═══ PROVIDED DATA ═══
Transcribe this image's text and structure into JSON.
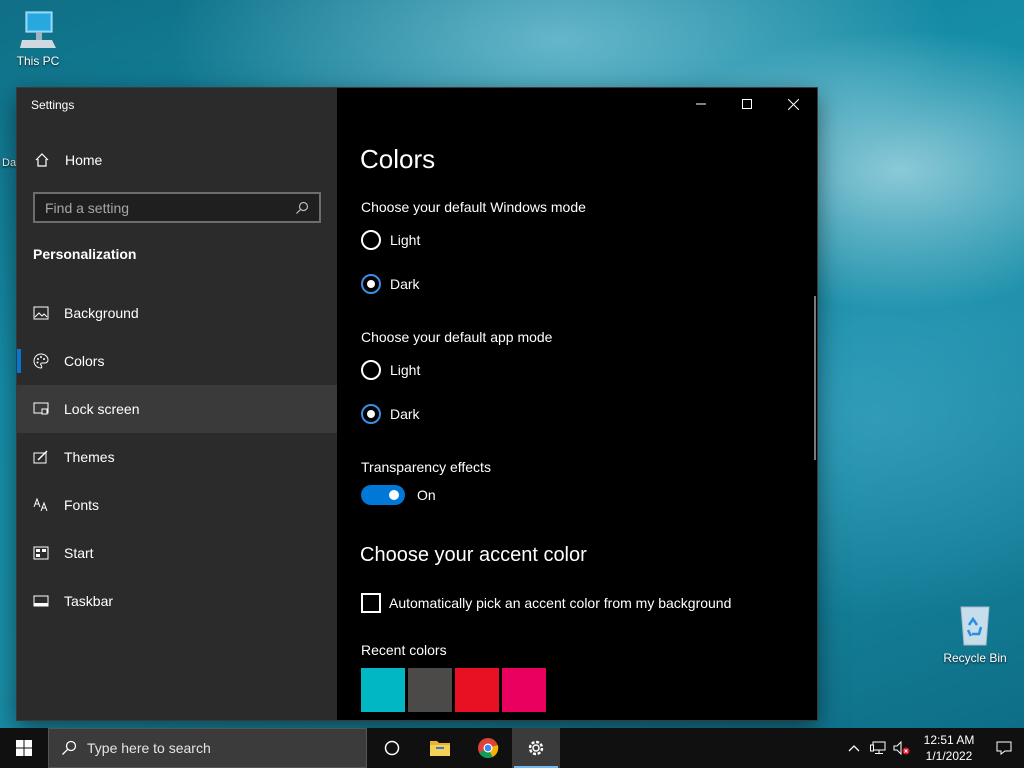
{
  "desktop": {
    "this_pc_label": "This PC",
    "partial_label": "Da",
    "recycle_bin_label": "Recycle Bin"
  },
  "window": {
    "title": "Settings",
    "accent_color": "#0078d7"
  },
  "sidebar": {
    "home_label": "Home",
    "search_placeholder": "Find a setting",
    "section_title": "Personalization",
    "items": [
      {
        "label": "Background",
        "icon": "picture-icon"
      },
      {
        "label": "Colors",
        "icon": "palette-icon",
        "selected": true
      },
      {
        "label": "Lock screen",
        "icon": "lock-screen-icon",
        "hover": true
      },
      {
        "label": "Themes",
        "icon": "themes-icon"
      },
      {
        "label": "Fonts",
        "icon": "fonts-icon"
      },
      {
        "label": "Start",
        "icon": "start-icon"
      },
      {
        "label": "Taskbar",
        "icon": "taskbar-icon"
      }
    ]
  },
  "main": {
    "title": "Colors",
    "windows_mode": {
      "heading": "Choose your default Windows mode",
      "options": [
        "Light",
        "Dark"
      ],
      "selected": "Dark"
    },
    "app_mode": {
      "heading": "Choose your default app mode",
      "options": [
        "Light",
        "Dark"
      ],
      "selected": "Dark"
    },
    "transparency": {
      "heading": "Transparency effects",
      "state": "On"
    },
    "accent_heading": "Choose your accent color",
    "auto_pick_label": "Automatically pick an accent color from my background",
    "recent_colors_label": "Recent colors",
    "recent_colors": [
      "#00b7c3",
      "#4c4a48",
      "#e81123",
      "#ea005e"
    ]
  },
  "taskbar": {
    "search_placeholder": "Type here to search",
    "time": "12:51 AM",
    "date": "1/1/2022"
  }
}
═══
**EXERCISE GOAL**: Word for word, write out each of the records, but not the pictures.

**ANSWER SECTION**:
Transcribe this image's text and structure into JSON.
{
  "desktop": {
    "this_pc_label": "This PC",
    "partial_label": "Da",
    "recycle_bin_label": "Recycle Bin"
  },
  "window": {
    "title": "Settings",
    "accent_color": "#0078d7"
  },
  "sidebar": {
    "home_label": "Home",
    "search_placeholder": "Find a setting",
    "section_title": "Personalization",
    "items": [
      {
        "label": "Background",
        "icon": "picture-icon"
      },
      {
        "label": "Colors",
        "icon": "palette-icon",
        "selected": true
      },
      {
        "label": "Lock screen",
        "icon": "lock-screen-icon",
        "hover": true
      },
      {
        "label": "Themes",
        "icon": "themes-icon"
      },
      {
        "label": "Fonts",
        "icon": "fonts-icon"
      },
      {
        "label": "Start",
        "icon": "start-icon"
      },
      {
        "label": "Taskbar",
        "icon": "taskbar-icon"
      }
    ]
  },
  "main": {
    "title": "Colors",
    "windows_mode": {
      "heading": "Choose your default Windows mode",
      "options": [
        "Light",
        "Dark"
      ],
      "selected": "Dark"
    },
    "app_mode": {
      "heading": "Choose your default app mode",
      "options": [
        "Light",
        "Dark"
      ],
      "selected": "Dark"
    },
    "transparency": {
      "heading": "Transparency effects",
      "state": "On"
    },
    "accent_heading": "Choose your accent color",
    "auto_pick_label": "Automatically pick an accent color from my background",
    "recent_colors_label": "Recent colors",
    "recent_colors": [
      "#00b7c3",
      "#4c4a48",
      "#e81123",
      "#ea005e"
    ]
  },
  "taskbar": {
    "search_placeholder": "Type here to search",
    "time": "12:51 AM",
    "date": "1/1/2022"
  }
}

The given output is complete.